Photo by Mark Basarab on Unsplash
What happens when writers and teachers work together in the writing classroom? And what happens when teachers are given opportunities to be writers through workshops led by professional writers? These practices are often encouraged by arts organisations such as the Arts Council, and by subject associations such as the United Kingdom Literacy Association. But there [...]
Photo by Cullan Smith on Unsplash
Can more arts and creativity in primary schools improve children’s writing? Our research to address this question began at a time when primary schools were facing continuous pressure to raise writing standards and, simultaneously, struggling to maintain a broad and creative curriculum. Integrating arts with writing… Our strategy to integrate arts with writing coincided with [...]
Photo by Sagar Patil on Unsplash
High-quality arts provision has the potential to build self-belief and confidence in young people (Royal Shakespeare Company, Tate and University of Nottingham, 2018). This article discusses findings from the ‘Young Arts Advocates Special School (YAASS)’ programme, which aimed to build experiences and self-confidence for students with special educational needs, through schools and artists engaging in [...]
Photo by Sergei Akulich on Unsplash
Schools are important in helping children to successfully engage with culture and cultural institutions, and the Henley Review of Cultural Education in English Primary Schools (DCMS, 2012) and the Cultural White Paper (DCMS, 2012) recognised this. However, research findings from around the world flag up challenges in building effective relationships between schools and cultural institutions [...]
Photo by bady qb on Unsplash
This article reports on the preliminary findings of a pilot project commissioned by Curious Minds, which linked two performance-based cultural partners (The Horse and Bamboo and Primed for Life) to two nursery schools in Lancashire. A research team from Manchester Metropolitan University worked in collaboration with Curious Minds to explore how collaborative partnerships between performing [...]
Photo by Andrew Neel on Unsplash

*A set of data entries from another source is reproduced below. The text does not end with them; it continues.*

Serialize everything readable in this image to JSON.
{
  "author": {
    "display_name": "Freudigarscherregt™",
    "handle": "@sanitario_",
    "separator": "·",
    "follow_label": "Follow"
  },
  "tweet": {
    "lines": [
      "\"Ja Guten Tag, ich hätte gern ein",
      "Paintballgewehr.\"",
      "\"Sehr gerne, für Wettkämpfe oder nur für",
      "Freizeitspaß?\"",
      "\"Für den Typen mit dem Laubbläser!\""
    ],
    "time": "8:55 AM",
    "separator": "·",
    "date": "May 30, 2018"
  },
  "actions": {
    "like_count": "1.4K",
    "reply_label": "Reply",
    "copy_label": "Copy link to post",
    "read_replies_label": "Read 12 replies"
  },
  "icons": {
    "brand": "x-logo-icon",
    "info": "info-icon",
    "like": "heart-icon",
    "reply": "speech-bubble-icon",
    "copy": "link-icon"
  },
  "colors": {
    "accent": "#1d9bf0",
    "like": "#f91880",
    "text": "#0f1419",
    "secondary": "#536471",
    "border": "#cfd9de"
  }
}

We’ve recently finished analysing 6,000 responses from 14–18-year-old students. As part of a three-year research project, we asked students – through focus group interviews and a survey – about the arts in school: whether the arts subjects matter to them, what they learn and how they experience the teaching. One message came through consistently and [...]
Photo by Umut YILMAN on Unsplash
Many schools choose to engage in professional partnerships with artists and arts organisations, whether they be school residencies, individual artists working in school settings or venue-based school excursions and education programmes. There have also been many studies in the last couple of decades, both nationally and internationally, that overwhelmingly reveal the positive outcomes for students [...]
Photo by Adam Mathieu on Unsplash
At a time of increased focus on core subjects and shrinking school budgets (Cultural Learning Alliance, 2018), how can we make the case for taking children to museums and galleries to experience the power of object-based learning? Over the past 18 months, learning teams at the University of Cambridge Museums (UCM) and the National Gallery [...]
Photo by Erik Mclean on Unsplash
The government’s Green Paper ‘Transforming children and young people’s mental health provisions’ (Department of Health and Department of Education, 2017) sets out the ambition that children and young people who need help for their mental health should be able to get it when they need it. The Greater Manchester Health and Social Care Partnership (GMHSCP) [...]